→ PROBLEM REQUIREMENTS
Reproduce all the entries beneath this sentence exactly.

(Records from a dataset)
*** Begin section ***
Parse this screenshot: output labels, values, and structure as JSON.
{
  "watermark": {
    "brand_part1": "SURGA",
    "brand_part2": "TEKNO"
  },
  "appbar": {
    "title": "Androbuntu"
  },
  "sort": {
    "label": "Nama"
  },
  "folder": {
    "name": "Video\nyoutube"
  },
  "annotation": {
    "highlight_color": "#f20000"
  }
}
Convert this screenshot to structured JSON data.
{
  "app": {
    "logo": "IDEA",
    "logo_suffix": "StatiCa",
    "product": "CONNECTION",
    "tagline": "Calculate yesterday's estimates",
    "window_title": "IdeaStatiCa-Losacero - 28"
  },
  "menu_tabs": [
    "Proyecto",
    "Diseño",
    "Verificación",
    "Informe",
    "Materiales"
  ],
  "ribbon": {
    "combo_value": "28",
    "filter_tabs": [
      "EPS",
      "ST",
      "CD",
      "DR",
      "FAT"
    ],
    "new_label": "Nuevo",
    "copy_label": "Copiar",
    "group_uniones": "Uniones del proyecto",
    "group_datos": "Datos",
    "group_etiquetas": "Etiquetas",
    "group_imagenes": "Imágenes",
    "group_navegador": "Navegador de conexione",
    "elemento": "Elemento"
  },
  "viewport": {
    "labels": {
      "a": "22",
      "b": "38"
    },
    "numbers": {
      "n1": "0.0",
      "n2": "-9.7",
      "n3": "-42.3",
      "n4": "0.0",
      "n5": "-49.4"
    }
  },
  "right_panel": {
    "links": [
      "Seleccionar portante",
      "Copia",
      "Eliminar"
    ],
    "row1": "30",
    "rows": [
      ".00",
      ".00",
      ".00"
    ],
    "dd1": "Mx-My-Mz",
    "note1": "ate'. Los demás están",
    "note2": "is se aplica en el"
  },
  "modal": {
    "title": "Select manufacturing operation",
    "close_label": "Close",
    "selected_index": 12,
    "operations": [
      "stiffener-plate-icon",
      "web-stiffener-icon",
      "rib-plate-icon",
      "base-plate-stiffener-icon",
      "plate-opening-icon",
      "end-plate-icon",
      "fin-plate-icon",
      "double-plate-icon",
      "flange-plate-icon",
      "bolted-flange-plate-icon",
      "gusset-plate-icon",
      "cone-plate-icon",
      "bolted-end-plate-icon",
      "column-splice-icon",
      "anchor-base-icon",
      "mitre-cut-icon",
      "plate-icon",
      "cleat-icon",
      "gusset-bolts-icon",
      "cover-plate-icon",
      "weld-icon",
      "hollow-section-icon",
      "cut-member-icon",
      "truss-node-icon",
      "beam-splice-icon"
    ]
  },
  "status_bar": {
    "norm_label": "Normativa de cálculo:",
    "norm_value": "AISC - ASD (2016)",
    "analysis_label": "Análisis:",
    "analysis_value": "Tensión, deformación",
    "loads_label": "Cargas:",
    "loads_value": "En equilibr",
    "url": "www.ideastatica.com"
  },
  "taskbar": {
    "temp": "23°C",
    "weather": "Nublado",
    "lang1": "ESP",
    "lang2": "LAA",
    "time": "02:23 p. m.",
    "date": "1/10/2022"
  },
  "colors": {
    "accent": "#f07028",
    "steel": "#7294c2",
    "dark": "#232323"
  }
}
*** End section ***
→ RESULT FOR THIS EXERCISE
Parse this screenshot: output labels, values, and structure as JSON.
{
  "watermark": {
    "brand_part1": "SURGA",
    "brand_part2": "TEKNO"
  },
  "appbar": {
    "title": "Androbuntu"
  },
  "sort": {
    "label": "Nama"
  },
  "folder": {
    "name": "Video\nyoutube"
  },
  "annotation": {
    "highlight_color": "#f20000"
  }
}
Convert this screenshot to structured JSON data.
{
  "app": {
    "logo": "IDEA",
    "logo_suffix": "StatiCa",
    "product": "CONNECTION",
    "tagline": "Calculate yesterday's estimates",
    "window_title": "IdeaStatiCa-Losacero - 28"
  },
  "menu_tabs": [
    "Proyecto",
    "Diseño",
    "Verificación",
    "Informe",
    "Materiales"
  ],
  "ribbon": {
    "combo_value": "28",
    "filter_tabs": [
      "EPS",
      "ST",
      "CD",
      "DR",
      "FAT"
    ],
    "new_label": "Nuevo",
    "copy_label": "Copiar",
    "group_uniones": "Uniones del proyecto",
    "group_datos": "Datos",
    "group_etiquetas": "Etiquetas",
    "group_imagenes": "Imágenes",
    "group_navegador": "Navegador de conexione",
    "elemento": "Elemento"
  },
  "viewport": {
    "labels": {
      "a": "22",
      "b": "38"
    },
    "numbers": {
      "n1": "0.0",
      "n2": "-9.7",
      "n3": "-42.3",
      "n4": "0.0",
      "n5": "-49.4"
    }
  },
  "right_panel": {
    "links": [
      "Seleccionar portante",
      "Copia",
      "Eliminar"
    ],
    "row1": "30",
    "rows": [
      ".00",
      ".00",
      ".00"
    ],
    "dd1": "Mx-My-Mz",
    "note1": "ate'. Los demás están",
    "note2": "is se aplica en el"
  },
  "modal": {
    "title": "Select manufacturing operation",
    "close_label": "Close",
    "selected_index": 12,
    "operations": [
      "stiffener-plate-icon",
      "web-stiffener-icon",
      "rib-plate-icon",
      "base-plate-stiffener-icon",
      "plate-opening-icon",
      "end-plate-icon",
      "fin-plate-icon",
      "double-plate-icon",
      "flange-plate-icon",
      "bolted-flange-plate-icon",
      "gusset-plate-icon",
      "cone-plate-icon",
      "bolted-end-plate-icon",
      "column-splice-icon",
      "anchor-base-icon",
      "mitre-cut-icon",
      "plate-icon",
      "cleat-icon",
      "gusset-bolts-icon",
      "cover-plate-icon",
      "weld-icon",
      "hollow-section-icon",
      "cut-member-icon",
      "truss-node-icon",
      "beam-splice-icon"
    ]
  },
  "status_bar": {
    "norm_label": "Normativa de cálculo:",
    "norm_value": "AISC - ASD (2016)",
    "analysis_label": "Análisis:",
    "analysis_value": "Tensión, deformación",
    "loads_label": "Cargas:",
    "loads_value": "En equilibr",
    "url": "www.ideastatica.com"
  },
  "taskbar": {
    "temp": "23°C",
    "weather": "Nublado",
    "lang1": "ESP",
    "lang2": "LAA",
    "time": "02:23 p. m.",
    "date": "1/10/2022"
  },
  "colors": {
    "accent": "#f07028",
    "steel": "#7294c2",
    "dark": "#232323"
  }
}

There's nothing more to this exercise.